- [WHAT IS NEEDED]: From the first line to the last, give the data again exactly.

[Excerpts from a dataset]
◆ ◆ ◆ ◆ ◆

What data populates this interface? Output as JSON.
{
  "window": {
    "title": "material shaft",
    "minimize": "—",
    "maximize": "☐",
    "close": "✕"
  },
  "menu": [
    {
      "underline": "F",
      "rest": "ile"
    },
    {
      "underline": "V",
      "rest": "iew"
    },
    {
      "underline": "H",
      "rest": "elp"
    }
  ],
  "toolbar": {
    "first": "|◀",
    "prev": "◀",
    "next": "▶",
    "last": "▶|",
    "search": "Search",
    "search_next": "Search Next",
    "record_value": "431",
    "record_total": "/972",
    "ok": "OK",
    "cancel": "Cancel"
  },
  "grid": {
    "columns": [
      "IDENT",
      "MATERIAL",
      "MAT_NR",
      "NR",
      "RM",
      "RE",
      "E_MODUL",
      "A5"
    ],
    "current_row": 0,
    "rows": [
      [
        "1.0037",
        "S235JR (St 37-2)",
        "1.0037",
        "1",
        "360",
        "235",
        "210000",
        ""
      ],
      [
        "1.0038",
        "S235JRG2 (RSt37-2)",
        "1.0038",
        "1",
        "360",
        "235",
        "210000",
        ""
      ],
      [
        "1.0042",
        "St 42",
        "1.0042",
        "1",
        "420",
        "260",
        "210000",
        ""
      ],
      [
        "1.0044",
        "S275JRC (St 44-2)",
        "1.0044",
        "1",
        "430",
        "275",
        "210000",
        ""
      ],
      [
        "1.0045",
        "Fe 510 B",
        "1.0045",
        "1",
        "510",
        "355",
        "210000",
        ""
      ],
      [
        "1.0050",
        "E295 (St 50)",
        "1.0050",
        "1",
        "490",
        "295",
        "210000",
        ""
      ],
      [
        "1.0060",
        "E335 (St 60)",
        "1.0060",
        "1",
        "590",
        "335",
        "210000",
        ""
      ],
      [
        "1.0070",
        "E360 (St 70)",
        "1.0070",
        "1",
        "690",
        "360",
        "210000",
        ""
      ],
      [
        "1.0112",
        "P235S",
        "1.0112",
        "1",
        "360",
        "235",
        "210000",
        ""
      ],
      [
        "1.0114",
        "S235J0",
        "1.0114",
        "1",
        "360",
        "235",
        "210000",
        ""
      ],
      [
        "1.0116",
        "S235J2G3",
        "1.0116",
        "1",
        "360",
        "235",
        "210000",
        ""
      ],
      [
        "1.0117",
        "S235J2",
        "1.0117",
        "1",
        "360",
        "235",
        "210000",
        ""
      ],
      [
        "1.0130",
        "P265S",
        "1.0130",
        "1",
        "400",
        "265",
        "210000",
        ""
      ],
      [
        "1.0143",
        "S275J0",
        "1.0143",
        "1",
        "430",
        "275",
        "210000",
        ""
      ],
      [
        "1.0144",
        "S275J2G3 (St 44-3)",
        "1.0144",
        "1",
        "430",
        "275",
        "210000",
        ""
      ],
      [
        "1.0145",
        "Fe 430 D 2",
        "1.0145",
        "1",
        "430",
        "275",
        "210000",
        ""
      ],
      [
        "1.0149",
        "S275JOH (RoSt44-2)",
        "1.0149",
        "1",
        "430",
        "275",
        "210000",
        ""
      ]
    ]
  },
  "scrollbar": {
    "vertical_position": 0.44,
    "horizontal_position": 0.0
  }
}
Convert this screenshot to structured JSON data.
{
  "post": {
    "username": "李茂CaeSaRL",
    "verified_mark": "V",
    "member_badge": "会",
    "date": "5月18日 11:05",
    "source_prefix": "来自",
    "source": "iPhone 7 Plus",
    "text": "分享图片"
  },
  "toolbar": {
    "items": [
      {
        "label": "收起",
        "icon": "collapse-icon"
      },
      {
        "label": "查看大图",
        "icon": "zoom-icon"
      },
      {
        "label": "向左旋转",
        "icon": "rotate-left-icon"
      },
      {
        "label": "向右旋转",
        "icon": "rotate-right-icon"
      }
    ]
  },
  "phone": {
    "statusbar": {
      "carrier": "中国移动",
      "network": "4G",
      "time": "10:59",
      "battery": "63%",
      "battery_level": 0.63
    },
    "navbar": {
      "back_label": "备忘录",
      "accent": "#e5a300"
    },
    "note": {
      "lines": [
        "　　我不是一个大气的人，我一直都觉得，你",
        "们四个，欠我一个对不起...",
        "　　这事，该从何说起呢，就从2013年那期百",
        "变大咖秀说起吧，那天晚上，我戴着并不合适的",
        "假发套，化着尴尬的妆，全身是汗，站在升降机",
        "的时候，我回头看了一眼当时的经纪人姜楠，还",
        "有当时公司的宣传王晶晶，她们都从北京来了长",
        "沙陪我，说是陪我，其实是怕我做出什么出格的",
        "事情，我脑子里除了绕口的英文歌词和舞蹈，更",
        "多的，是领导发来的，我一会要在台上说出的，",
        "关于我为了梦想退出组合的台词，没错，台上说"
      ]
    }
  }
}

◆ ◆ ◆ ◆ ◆

- [OUTPUT OF THE EXERCISE]:
What data populates this interface? Output as JSON.
{
  "window": {
    "title": "material shaft",
    "minimize": "—",
    "maximize": "☐",
    "close": "✕"
  },
  "menu": [
    {
      "underline": "F",
      "rest": "ile"
    },
    {
      "underline": "V",
      "rest": "iew"
    },
    {
      "underline": "H",
      "rest": "elp"
    }
  ],
  "toolbar": {
    "first": "|◀",
    "prev": "◀",
    "next": "▶",
    "last": "▶|",
    "search": "Search",
    "search_next": "Search Next",
    "record_value": "431",
    "record_total": "/972",
    "ok": "OK",
    "cancel": "Cancel"
  },
  "grid": {
    "columns": [
      "IDENT",
      "MATERIAL",
      "MAT_NR",
      "NR",
      "RM",
      "RE",
      "E_MODUL",
      "A5"
    ],
    "current_row": 0,
    "rows": [
      [
        "1.0037",
        "S235JR (St 37-2)",
        "1.0037",
        "1",
        "360",
        "235",
        "210000",
        ""
      ],
      [
        "1.0038",
        "S235JRG2 (RSt37-2)",
        "1.0038",
        "1",
        "360",
        "235",
        "210000",
        ""
      ],
      [
        "1.0042",
        "St 42",
        "1.0042",
        "1",
        "420",
        "260",
        "210000",
        ""
      ],
      [
        "1.0044",
        "S275JRC (St 44-2)",
        "1.0044",
        "1",
        "430",
        "275",
        "210000",
        ""
      ],
      [
        "1.0045",
        "Fe 510 B",
        "1.0045",
        "1",
        "510",
        "355",
        "210000",
        ""
      ],
      [
        "1.0050",
        "E295 (St 50)",
        "1.0050",
        "1",
        "490",
        "295",
        "210000",
        ""
      ],
      [
        "1.0060",
        "E335 (St 60)",
        "1.0060",
        "1",
        "590",
        "335",
        "210000",
        ""
      ],
      [
        "1.0070",
        "E360 (St 70)",
        "1.0070",
        "1",
        "690",
        "360",
        "210000",
        ""
      ],
      [
        "1.0112",
        "P235S",
        "1.0112",
        "1",
        "360",
        "235",
        "210000",
        ""
      ],
      [
        "1.0114",
        "S235J0",
        "1.0114",
        "1",
        "360",
        "235",
        "210000",
        ""
      ],
      [
        "1.0116",
        "S235J2G3",
        "1.0116",
        "1",
        "360",
        "235",
        "210000",
        ""
      ],
      [
        "1.0117",
        "S235J2",
        "1.0117",
        "1",
        "360",
        "235",
        "210000",
        ""
      ],
      [
        "1.0130",
        "P265S",
        "1.0130",
        "1",
        "400",
        "265",
        "210000",
        ""
      ],
      [
        "1.0143",
        "S275J0",
        "1.0143",
        "1",
        "430",
        "275",
        "210000",
        ""
      ],
      [
        "1.0144",
        "S275J2G3 (St 44-3)",
        "1.0144",
        "1",
        "430",
        "275",
        "210000",
        ""
      ],
      [
        "1.0145",
        "Fe 430 D 2",
        "1.0145",
        "1",
        "430",
        "275",
        "210000",
        ""
      ],
      [
        "1.0149",
        "S275JOH (RoSt44-2)",
        "1.0149",
        "1",
        "430",
        "275",
        "210000",
        ""
      ]
    ]
  },
  "scrollbar": {
    "vertical_position": 0.44,
    "horizontal_position": 0.0
  }
}
Convert this screenshot to structured JSON data.
{
  "post": {
    "username": "李茂CaeSaRL",
    "verified_mark": "V",
    "member_badge": "会",
    "date": "5月18日 11:05",
    "source_prefix": "来自",
    "source": "iPhone 7 Plus",
    "text": "分享图片"
  },
  "toolbar": {
    "items": [
      {
        "label": "收起",
        "icon": "collapse-icon"
      },
      {
        "label": "查看大图",
        "icon": "zoom-icon"
      },
      {
        "label": "向左旋转",
        "icon": "rotate-left-icon"
      },
      {
        "label": "向右旋转",
        "icon": "rotate-right-icon"
      }
    ]
  },
  "phone": {
    "statusbar": {
      "carrier": "中国移动",
      "network": "4G",
      "time": "10:59",
      "battery": "63%",
      "battery_level": 0.63
    },
    "navbar": {
      "back_label": "备忘录",
      "accent": "#e5a300"
    },
    "note": {
      "lines": [
        "　　我不是一个大气的人，我一直都觉得，你",
        "们四个，欠我一个对不起...",
        "　　这事，该从何说起呢，就从2013年那期百",
        "变大咖秀说起吧，那天晚上，我戴着并不合适的",
        "假发套，化着尴尬的妆，全身是汗，站在升降机",
        "的时候，我回头看了一眼当时的经纪人姜楠，还",
        "有当时公司的宣传王晶晶，她们都从北京来了长",
        "沙陪我，说是陪我，其实是怕我做出什么出格的",
        "事情，我脑子里除了绕口的英文歌词和舞蹈，更",
        "多的，是领导发来的，我一会要在台上说出的，",
        "关于我为了梦想退出组合的台词，没错，台上说"
      ]
    }
  }
}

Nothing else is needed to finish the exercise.